DATA FOR THIS TASK |
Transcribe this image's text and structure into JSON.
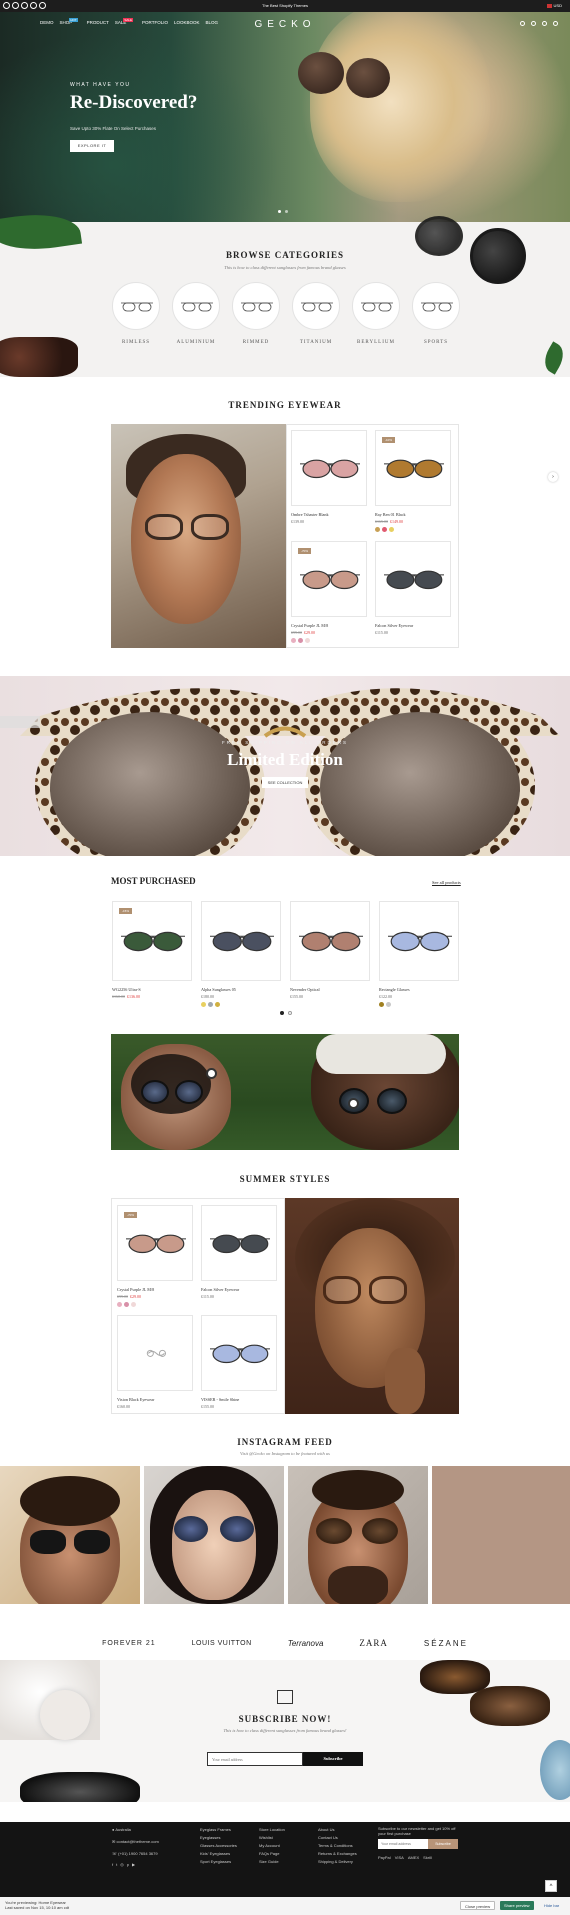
{
  "topbar": {
    "promo": "The Best Shopify Themes",
    "currency": "USD"
  },
  "header": {
    "logo": "GECKO",
    "nav": [
      {
        "label": "DEMO"
      },
      {
        "label": "SHOP",
        "badge": "HOT"
      },
      {
        "label": "PRODUCT"
      },
      {
        "label": "SALE",
        "badge": "SALE"
      },
      {
        "label": "PORTFOLIO"
      },
      {
        "label": "LOOKBOOK"
      },
      {
        "label": "BLOG"
      }
    ],
    "icons": [
      "search-icon",
      "user-icon",
      "wishlist-icon",
      "cart-icon"
    ]
  },
  "hero": {
    "kicker": "WHAT HAVE YOU",
    "title": "Re-Discovered?",
    "subtitle": "Save Upto 30% Flate On Select Purchases",
    "cta": "EXPLORE IT"
  },
  "categories": {
    "title": "BROWSE CATEGORIES",
    "subtitle": "This is how to class different sunglasses from famous brand glasses",
    "items": [
      "RIMLESS",
      "ALUMINIUM",
      "RIMMED",
      "TITANIUM",
      "BERYLLIUM",
      "SPORTS"
    ]
  },
  "trending": {
    "title": "TRENDING EYEWEAR",
    "products": [
      {
        "name": "Ombre Tshaster Blank",
        "price": "£139.00",
        "badge": "",
        "lens": "#d9a3a3",
        "swatches": []
      },
      {
        "name": "Ray Ben 01 Black",
        "old": "£165.00",
        "price": "£149.00",
        "badge": "-10%",
        "lens": "#b07a30",
        "swatches": [
          "#c8a055",
          "#e05a70",
          "#e8d060"
        ]
      },
      {
        "name": "Crystal Purple JL M/8",
        "old": "£99.00",
        "price": "£29.00",
        "badge": "-70%",
        "lens": "#c89a8a",
        "swatches": [
          "#e8b0c0",
          "#d890a8",
          "#f0d8d8"
        ]
      },
      {
        "name": "Falcon Silver Eyewear",
        "price": "£115.00",
        "badge": "",
        "lens": "#454a50",
        "swatches": []
      }
    ]
  },
  "limited": {
    "kicker": "FREE SHIPPING ON ALL ORDERS",
    "title": "Limited Edition",
    "cta": "SEE COLLECTION"
  },
  "most_purchased": {
    "title": "MOST PURCHASED",
    "see_all": "See all products",
    "products": [
      {
        "name": "WG2256 Ultra-S",
        "old": "£160.00",
        "price": "£136.00",
        "badge": "-15%",
        "lens": "#3a5a3a",
        "swatches": []
      },
      {
        "name": "Alpha Sunglasses 05",
        "price": "£180.00",
        "badge": "",
        "lens": "#4a5060",
        "swatches": [
          "#e8d060",
          "#a0a8b0",
          "#d0b040"
        ]
      },
      {
        "name": "Nevender Optical",
        "price": "£155.00",
        "badge": "",
        "lens": "#b08070",
        "swatches": []
      },
      {
        "name": "Rectangle Glasses",
        "price": "£122.00",
        "badge": "",
        "lens": "#a8b8e0",
        "swatches": [
          "#a08020",
          "#c8c8c8"
        ]
      }
    ]
  },
  "summer": {
    "title": "SUMMER STYLES",
    "products": [
      {
        "name": "Crystal Purple JL M/8",
        "old": "£99.00",
        "price": "£29.00",
        "badge": "-70%",
        "lens": "#c89a8a",
        "swatches": [
          "#e8b0c0",
          "#d890a8",
          "#f0d8d8"
        ]
      },
      {
        "name": "Falcon Silver Eyewear",
        "price": "£115.00",
        "badge": "",
        "lens": "#454a50",
        "swatches": []
      },
      {
        "name": "Vision Black Eyewear",
        "price": "£160.00",
        "badge": "",
        "lens": "",
        "swatches": []
      },
      {
        "name": "VISSER - Smile Shine",
        "price": "£155.00",
        "badge": "",
        "lens": "#a8b8e0",
        "swatches": []
      }
    ]
  },
  "instagram": {
    "title": "INSTAGRAM FEED",
    "subtitle": "Visit @Gecko on Instagram to be featured with us"
  },
  "brands": [
    "FOREVER 21",
    "LOUIS VUITTON",
    "Terranova",
    "ZARA",
    "SÉZANE"
  ],
  "subscribe": {
    "title": "SUBSCRIBE NOW!",
    "subtitle": "This is how to class different sunglasses from famous brand glasses!",
    "placeholder": "Your email address",
    "button": "Subscribe"
  },
  "footer": {
    "contact": [
      "Australia",
      "contact@thetheme.com",
      "(+01) 1900 7654 3679"
    ],
    "col1": [
      "Eyeglass Frames",
      "Eyeglasses",
      "Glasses Accessories",
      "Kids' Eyeglasses",
      "Sport Eyeglasses"
    ],
    "col2": [
      "Store Location",
      "Wishlist",
      "My Account",
      "FAQs Page",
      "Size Guide"
    ],
    "col3": [
      "About Us",
      "Contact Us",
      "Terms & Conditions",
      "Returns & Exchanges",
      "Shipping & Delivery"
    ],
    "newsletter": "Subscribe to our newsletter and get 10% off your first purchase",
    "news_placeholder": "Your email address",
    "news_button": "Subscribe",
    "payments": [
      "PayPal",
      "VISA",
      "AMEX",
      "Skrill"
    ]
  },
  "preview_bar": {
    "line1": "You're previewing: Home Eyewear",
    "line2": "Last saved on Nov 15, 10:10 am cdt",
    "close": "Close preview",
    "share": "Share preview",
    "hide": "Hide bar"
  }
}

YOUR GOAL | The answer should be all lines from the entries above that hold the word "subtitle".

EXERCISE SOLUTION |
    "subtitle": "Save Upto 30% Flate On Select Purchases",
    "subtitle": "This is how to class different sunglasses from famous brand glasses",
    "subtitle": "Visit @Gecko on Instagram to be featured with us"
    "subtitle": "This is how to class different sunglasses from famous brand glasses!",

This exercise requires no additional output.